It could also be said a number of these flights have been responsible for helping to ensure the security of the United States. Questioning those who lived to tell their space stories, and the families of those who did not, most likely would result in the larger percentage of answers being a resounding 'YES!'
The U. S. space program, for over 50 years, has exemplified American ingenuity and accomplishments when it comes to technology and plain old daring. Countless young Americans have been inspired to follow in like manner – either as astronauts, scientists or engineers – challenged to push the technology envelope as far as it will go. When these results are placed alongside the costs of the space program, they far outweigh the dollars spent.
On December 20, 2019, President Donald Trump announced the formation of the United States Space Force (USSF) when he signed the United States Space Force Act. The sixth member of the U. S. Armed Forces began on September 1, 1982, as the Air Force Space Command within the Department of the Air Force.
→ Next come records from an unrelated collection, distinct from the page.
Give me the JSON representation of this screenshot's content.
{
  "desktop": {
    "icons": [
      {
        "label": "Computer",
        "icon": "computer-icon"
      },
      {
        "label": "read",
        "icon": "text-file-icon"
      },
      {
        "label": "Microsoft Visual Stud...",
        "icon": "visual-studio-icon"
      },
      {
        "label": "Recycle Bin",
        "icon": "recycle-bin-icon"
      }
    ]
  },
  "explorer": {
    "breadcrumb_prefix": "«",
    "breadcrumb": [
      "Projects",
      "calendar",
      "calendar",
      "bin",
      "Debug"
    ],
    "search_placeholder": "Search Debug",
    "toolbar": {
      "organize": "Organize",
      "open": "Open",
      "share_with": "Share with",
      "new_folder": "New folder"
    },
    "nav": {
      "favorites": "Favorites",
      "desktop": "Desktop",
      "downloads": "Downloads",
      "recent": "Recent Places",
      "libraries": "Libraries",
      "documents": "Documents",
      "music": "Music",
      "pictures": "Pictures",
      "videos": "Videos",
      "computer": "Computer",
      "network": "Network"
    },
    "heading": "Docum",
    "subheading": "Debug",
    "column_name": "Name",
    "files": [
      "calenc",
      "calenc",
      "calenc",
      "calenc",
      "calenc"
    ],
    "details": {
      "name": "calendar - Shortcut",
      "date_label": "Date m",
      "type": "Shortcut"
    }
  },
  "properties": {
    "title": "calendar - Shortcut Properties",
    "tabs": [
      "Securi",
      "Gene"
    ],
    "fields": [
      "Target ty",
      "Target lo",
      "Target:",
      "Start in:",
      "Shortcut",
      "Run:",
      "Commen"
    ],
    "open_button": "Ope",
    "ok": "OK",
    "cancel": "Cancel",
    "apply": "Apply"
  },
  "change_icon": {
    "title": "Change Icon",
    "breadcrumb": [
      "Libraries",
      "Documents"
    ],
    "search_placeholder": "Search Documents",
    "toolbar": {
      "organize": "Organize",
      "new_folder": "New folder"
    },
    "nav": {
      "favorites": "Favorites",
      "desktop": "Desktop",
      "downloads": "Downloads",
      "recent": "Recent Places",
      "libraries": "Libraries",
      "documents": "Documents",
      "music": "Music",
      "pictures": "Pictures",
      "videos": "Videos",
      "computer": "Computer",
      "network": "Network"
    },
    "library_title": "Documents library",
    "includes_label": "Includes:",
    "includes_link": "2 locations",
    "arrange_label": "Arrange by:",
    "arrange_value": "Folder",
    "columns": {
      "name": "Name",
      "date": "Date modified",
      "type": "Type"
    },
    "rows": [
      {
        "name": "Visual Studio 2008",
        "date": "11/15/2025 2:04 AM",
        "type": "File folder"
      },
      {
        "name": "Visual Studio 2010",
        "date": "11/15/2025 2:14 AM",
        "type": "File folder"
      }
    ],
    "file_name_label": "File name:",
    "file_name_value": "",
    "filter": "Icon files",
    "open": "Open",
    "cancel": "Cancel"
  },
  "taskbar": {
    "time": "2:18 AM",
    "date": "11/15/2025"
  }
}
The new department is headed by the Secretary of the Air Force.
“That’s one small step for man; one giant leap for mankind.”